UrbanWorkbench tackles many topics related to Civil Engineering, Urban Planning and Sustainability, and as part of Blog Action Day 2008, I’d like to take a step away from the construction and development side of things, and focus on the issues of poverty and the collision of climate change and peak oil. This is just a quick post looking at some of the issues that come to mind as I write.
In the past week we’ve seen the highs and lows of emotions in the financial sector, from suicidal depression to jubilant optimism, in many cases due to the reality of end of year bonuses or whether there would be a job for them next week. But the reality for most people around the world is that they don’t even know that there is a global financial crisis going on, they are too busy fighting hunger, disease, civil wars, oppression and generally trying to survive. While America throws hundreds of billions, possibly trillions of dollars to rescue a handful of influential but poorly managed financial corporations from screwing up the whole economy, poverty programs receive next to nothing.
Carbon Tax Trap
[ad#200-left]The Province of British Columbia has recently levied a carbon tax in an aim to offset the cost of carbon on the environment.Not all experts agree that spending money on efforts to reach carbon neutral have long term value, and in the book “Cool It”, Bjorn Lomborg describes the global impacts of spending – or not spending the unfathomable amounts required to reduce carbon emissions in an attempt to slow the effects of global warming. He reviews the issues as a series of summations of deaths attributable to a cause – global warming (which will cause more deaths in areas of poverty than in affluent countries), or preventable diseases that currently affect poverty stricken nations. The outcome of his calculations is that attempting to slow global warming does not pay for itself, and a small portion of the money that would be spent – should be allocated to eradicating diseases such as malaria in impoverished nations.

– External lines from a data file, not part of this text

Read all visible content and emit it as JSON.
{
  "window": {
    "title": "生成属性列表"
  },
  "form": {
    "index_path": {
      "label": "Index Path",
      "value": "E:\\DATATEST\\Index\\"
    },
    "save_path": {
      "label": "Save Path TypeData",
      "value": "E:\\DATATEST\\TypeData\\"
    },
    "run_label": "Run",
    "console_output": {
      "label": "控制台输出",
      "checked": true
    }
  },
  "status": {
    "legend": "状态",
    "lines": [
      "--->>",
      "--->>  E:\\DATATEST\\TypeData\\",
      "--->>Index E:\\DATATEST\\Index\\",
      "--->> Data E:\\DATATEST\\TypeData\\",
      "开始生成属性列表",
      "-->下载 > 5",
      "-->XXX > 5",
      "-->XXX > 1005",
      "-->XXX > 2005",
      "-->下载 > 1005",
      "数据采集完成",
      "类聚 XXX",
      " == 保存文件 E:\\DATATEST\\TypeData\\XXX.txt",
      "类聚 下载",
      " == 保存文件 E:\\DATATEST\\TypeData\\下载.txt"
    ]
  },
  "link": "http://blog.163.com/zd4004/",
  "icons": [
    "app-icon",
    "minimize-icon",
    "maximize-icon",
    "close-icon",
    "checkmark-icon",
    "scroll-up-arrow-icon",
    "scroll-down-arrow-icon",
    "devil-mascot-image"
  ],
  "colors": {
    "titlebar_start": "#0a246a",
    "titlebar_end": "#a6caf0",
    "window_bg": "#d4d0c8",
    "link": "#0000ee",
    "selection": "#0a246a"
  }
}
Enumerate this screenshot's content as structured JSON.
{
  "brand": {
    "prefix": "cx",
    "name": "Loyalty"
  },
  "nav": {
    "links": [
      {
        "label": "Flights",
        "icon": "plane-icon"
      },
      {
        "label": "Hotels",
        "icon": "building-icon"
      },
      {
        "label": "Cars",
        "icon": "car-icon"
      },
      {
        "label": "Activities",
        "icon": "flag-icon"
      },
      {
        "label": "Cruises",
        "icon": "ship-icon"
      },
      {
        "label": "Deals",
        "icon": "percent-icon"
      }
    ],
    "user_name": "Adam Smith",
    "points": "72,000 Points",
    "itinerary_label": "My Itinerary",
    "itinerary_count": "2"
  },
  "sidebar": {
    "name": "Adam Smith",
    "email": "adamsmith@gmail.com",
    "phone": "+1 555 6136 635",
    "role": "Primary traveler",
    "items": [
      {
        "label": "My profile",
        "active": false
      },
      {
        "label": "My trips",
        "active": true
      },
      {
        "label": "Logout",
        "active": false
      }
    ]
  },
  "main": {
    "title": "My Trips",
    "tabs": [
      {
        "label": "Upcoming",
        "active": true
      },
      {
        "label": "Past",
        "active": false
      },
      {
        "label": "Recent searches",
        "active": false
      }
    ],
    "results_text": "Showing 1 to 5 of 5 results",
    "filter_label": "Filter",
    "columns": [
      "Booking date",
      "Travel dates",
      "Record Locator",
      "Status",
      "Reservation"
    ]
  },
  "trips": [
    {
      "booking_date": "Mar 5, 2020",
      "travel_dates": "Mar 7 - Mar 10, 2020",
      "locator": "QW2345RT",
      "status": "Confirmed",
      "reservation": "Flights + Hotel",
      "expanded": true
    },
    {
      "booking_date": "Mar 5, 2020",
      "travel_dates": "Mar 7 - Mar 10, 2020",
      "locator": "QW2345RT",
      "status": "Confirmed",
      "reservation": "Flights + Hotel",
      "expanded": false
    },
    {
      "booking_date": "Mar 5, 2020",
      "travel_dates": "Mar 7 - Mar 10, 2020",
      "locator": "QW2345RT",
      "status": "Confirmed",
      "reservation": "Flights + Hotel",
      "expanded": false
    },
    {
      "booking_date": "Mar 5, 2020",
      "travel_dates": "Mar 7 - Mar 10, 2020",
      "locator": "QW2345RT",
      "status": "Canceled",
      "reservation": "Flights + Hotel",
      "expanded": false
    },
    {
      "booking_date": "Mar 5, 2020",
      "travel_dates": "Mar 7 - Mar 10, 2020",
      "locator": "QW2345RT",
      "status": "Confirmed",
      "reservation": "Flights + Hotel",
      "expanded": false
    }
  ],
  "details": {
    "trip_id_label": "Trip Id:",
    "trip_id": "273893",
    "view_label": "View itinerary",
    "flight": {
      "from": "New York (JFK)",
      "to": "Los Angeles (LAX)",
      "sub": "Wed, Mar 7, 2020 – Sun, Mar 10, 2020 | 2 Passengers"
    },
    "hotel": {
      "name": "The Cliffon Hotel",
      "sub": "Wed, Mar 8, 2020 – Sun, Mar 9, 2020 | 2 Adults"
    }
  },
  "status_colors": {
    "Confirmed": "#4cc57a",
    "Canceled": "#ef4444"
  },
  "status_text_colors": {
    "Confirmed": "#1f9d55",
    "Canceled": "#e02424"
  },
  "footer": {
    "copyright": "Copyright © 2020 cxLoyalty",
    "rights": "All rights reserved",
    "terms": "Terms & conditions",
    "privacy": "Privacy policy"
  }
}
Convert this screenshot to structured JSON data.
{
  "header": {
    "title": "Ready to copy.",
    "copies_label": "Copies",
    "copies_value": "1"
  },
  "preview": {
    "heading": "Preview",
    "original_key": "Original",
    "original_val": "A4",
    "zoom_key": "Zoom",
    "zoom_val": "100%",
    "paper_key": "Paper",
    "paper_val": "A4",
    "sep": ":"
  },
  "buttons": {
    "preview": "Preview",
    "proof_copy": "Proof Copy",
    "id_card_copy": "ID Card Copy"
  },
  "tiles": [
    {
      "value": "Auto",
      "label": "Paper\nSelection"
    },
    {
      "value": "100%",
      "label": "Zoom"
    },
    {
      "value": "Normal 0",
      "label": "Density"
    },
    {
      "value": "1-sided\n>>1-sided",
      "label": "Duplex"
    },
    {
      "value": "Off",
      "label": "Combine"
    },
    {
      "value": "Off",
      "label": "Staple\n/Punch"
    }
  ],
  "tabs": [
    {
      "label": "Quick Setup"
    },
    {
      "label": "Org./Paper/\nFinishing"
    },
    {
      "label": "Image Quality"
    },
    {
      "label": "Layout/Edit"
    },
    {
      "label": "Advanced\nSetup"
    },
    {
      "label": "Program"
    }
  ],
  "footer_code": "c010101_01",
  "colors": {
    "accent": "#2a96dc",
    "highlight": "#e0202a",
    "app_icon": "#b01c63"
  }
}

Peak Oil and the Issue of Timing
If we are going to tackle global poverty as an issue in today’s world, we’d better get to it. With Peak Oil breathing down our necks, it is impossible to take the level of transportation we have today for granted. The cost of almost everything on the globe will increase drastically once we are in an energy descent scenario, at that point we will be even more torn between our own national needs and seeing the needs of others around the world. Donations to charities that currently fill many of the gaps in national support will dry up as disposable income (if there ever was such a thing) decreases. Peak Oil is going to have a massive impact even on those who currently don’t appear to rely on oil for the everyday needs, as everything will become an in-demand commodity.
What Can We Do Today?
We live on the edge of a massive transformation in global economics and society. Things are not likely to get easier for most people, but we can assist those currently in poverty while there is still the resources available.
- Support overseas efforts. Organizations such as Compassion are designed to support children, giving them and their families food, shelter and schooling. Growing up through the 80s and 90s I was bombarded with images of starving children in Africa. The truth is that they are still starving.
- Be part of local efforts. Food banks are getting a workout around North America. Give what you can – there are children and families who literally can’t afford healthy food. It’s not the kids’ fault.
- Demand the essentials. Water, Food, Clothing, Medical and Shelter are essential for life, we need to demand that these are provided for all people around the world. At the moment we can’t even provide these essentials adequately in our own countries. This would require a major shift in policy.
- Imagine yourself in the same situation. Many impoverished people are not unhappy, just resigned to a life without. Could you be happy without your comforts, gadgets, satellite TV, SUV, iPod, etc? Empathy is a good place to start understanding the realities of poverty
What are you going to do about poverty today?